**EXERCISE REQUIREMENTS:** Each entry below is to be copied verbatim.

[Stored data entries]
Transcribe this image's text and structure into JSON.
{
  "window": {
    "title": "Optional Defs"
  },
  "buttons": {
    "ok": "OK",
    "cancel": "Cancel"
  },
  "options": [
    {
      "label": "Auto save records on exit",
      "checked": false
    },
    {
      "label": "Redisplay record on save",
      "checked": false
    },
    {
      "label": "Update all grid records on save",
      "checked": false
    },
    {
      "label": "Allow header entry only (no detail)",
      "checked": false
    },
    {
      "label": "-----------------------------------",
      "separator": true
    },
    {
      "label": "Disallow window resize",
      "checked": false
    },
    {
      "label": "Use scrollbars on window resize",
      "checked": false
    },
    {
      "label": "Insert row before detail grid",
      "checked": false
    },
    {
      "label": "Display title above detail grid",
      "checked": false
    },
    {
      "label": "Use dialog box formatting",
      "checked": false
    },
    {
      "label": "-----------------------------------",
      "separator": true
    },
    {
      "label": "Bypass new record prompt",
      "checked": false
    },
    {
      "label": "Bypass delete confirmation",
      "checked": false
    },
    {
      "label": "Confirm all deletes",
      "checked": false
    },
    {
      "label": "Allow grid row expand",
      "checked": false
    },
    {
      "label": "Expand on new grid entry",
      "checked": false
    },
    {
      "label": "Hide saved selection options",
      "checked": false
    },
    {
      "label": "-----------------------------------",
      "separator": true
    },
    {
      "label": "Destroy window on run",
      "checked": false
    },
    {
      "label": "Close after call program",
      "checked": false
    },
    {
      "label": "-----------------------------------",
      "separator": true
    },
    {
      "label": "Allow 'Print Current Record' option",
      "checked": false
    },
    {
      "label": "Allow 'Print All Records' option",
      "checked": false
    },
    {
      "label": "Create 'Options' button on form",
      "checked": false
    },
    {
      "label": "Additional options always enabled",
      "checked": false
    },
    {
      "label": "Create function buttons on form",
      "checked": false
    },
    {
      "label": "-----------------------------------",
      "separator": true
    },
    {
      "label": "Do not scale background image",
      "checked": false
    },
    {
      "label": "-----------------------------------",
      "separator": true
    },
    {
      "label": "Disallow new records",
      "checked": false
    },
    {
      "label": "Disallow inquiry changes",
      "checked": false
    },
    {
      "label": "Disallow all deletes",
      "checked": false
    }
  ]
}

**RESULT:**
Transcribe this image's text and structure into JSON.
{
  "window": {
    "title": "Optional Defs"
  },
  "buttons": {
    "ok": "OK",
    "cancel": "Cancel"
  },
  "options": [
    {
      "label": "Auto save records on exit",
      "checked": false
    },
    {
      "label": "Redisplay record on save",
      "checked": false
    },
    {
      "label": "Update all grid records on save",
      "checked": false
    },
    {
      "label": "Allow header entry only (no detail)",
      "checked": false
    },
    {
      "label": "-----------------------------------",
      "separator": true
    },
    {
      "label": "Disallow window resize",
      "checked": false
    },
    {
      "label": "Use scrollbars on window resize",
      "checked": false
    },
    {
      "label": "Insert row before detail grid",
      "checked": false
    },
    {
      "label": "Display title above detail grid",
      "checked": false
    },
    {
      "label": "Use dialog box formatting",
      "checked": false
    },
    {
      "label": "-----------------------------------",
      "separator": true
    },
    {
      "label": "Bypass new record prompt",
      "checked": false
    },
    {
      "label": "Bypass delete confirmation",
      "checked": false
    },
    {
      "label": "Confirm all deletes",
      "checked": false
    },
    {
      "label": "Allow grid row expand",
      "checked": false
    },
    {
      "label": "Expand on new grid entry",
      "checked": false
    },
    {
      "label": "Hide saved selection options",
      "checked": false
    },
    {
      "label": "-----------------------------------",
      "separator": true
    },
    {
      "label": "Destroy window on run",
      "checked": false
    },
    {
      "label": "Close after call program",
      "checked": false
    },
    {
      "label": "-----------------------------------",
      "separator": true
    },
    {
      "label": "Allow 'Print Current Record' option",
      "checked": false
    },
    {
      "label": "Allow 'Print All Records' option",
      "checked": false
    },
    {
      "label": "Create 'Options' button on form",
      "checked": false
    },
    {
      "label": "Additional options always enabled",
      "checked": false
    },
    {
      "label": "Create function buttons on form",
      "checked": false
    },
    {
      "label": "-----------------------------------",
      "separator": true
    },
    {
      "label": "Do not scale background image",
      "checked": false
    },
    {
      "label": "-----------------------------------",
      "separator": true
    },
    {
      "label": "Disallow new records",
      "checked": false
    },
    {
      "label": "Disallow inquiry changes",
      "checked": false
    },
    {
      "label": "Disallow all deletes",
      "checked": false
    }
  ]
}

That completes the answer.